**** Dataset excerpts

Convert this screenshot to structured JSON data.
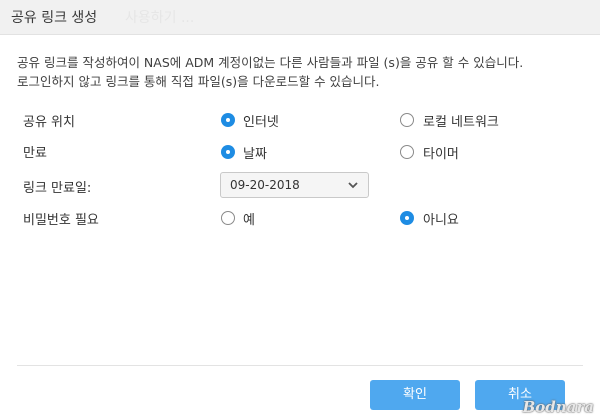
{
  "dialog": {
    "title": "공유 링크 생성",
    "ghost_text": "사용하기 ..."
  },
  "description": {
    "line1": "공유 링크를 작성하여이 NAS에 ADM 계정이없는 다른 사람들과 파일 (s)을 공유 할 수 있습니다.",
    "line2": "로그인하지 않고 링크를 통해 직접 파일(s)을 다운로드할 수 있습니다."
  },
  "share_location": {
    "label": "공유 위치",
    "options": [
      {
        "label": "인터넷",
        "selected": true
      },
      {
        "label": "로컬 네트워크",
        "selected": false
      }
    ]
  },
  "expiration": {
    "label": "만료",
    "options": [
      {
        "label": "날짜",
        "selected": true
      },
      {
        "label": "타이머",
        "selected": false
      }
    ]
  },
  "link_expiry_date": {
    "label": "링크 만료일:",
    "value": "09-20-2018"
  },
  "password_required": {
    "label": "비밀번호 필요",
    "options": [
      {
        "label": "예",
        "selected": false
      },
      {
        "label": "아니요",
        "selected": true
      }
    ]
  },
  "buttons": {
    "confirm": "확인",
    "cancel": "취소"
  },
  "watermark": "Bodnara",
  "colors": {
    "accent": "#1e8ce3",
    "button": "#4fa8ef",
    "titlebar": "#f1f1f1"
  },
  "icons": {
    "select_arrow": "chevron-down-icon"
  }
}
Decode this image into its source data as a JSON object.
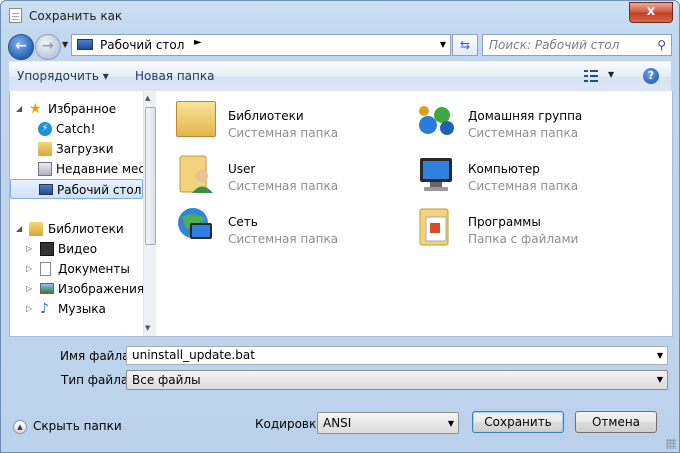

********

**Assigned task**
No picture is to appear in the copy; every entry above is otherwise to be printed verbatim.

**Completed task**
Convert this screenshot to structured JSON data.
{
  "dialog": {
    "title": "공유 링크 생성",
    "ghost_text": "사용하기 ..."
  },
  "description": {
    "line1": "공유 링크를 작성하여이 NAS에 ADM 계정이없는 다른 사람들과 파일 (s)을 공유 할 수 있습니다.",
    "line2": "로그인하지 않고 링크를 통해 직접 파일(s)을 다운로드할 수 있습니다."
  },
  "share_location": {
    "label": "공유 위치",
    "options": [
      {
        "label": "인터넷",
        "selected": true
      },
      {
        "label": "로컬 네트워크",
        "selected": false
      }
    ]
  },
  "expiration": {
    "label": "만료",
    "options": [
      {
        "label": "날짜",
        "selected": true
      },
      {
        "label": "타이머",
        "selected": false
      }
    ]
  },
  "link_expiry_date": {
    "label": "링크 만료일:",
    "value": "09-20-2018"
  },
  "password_required": {
    "label": "비밀번호 필요",
    "options": [
      {
        "label": "예",
        "selected": false
      },
      {
        "label": "아니요",
        "selected": true
      }
    ]
  },
  "buttons": {
    "confirm": "확인",
    "cancel": "취소"
  },
  "watermark": "Bodnara",
  "colors": {
    "accent": "#1e8ce3",
    "button": "#4fa8ef",
    "titlebar": "#f1f1f1"
  },
  "icons": {
    "select_arrow": "chevron-down-icon"
  }
}
Decode this image into its source data as a JSON object.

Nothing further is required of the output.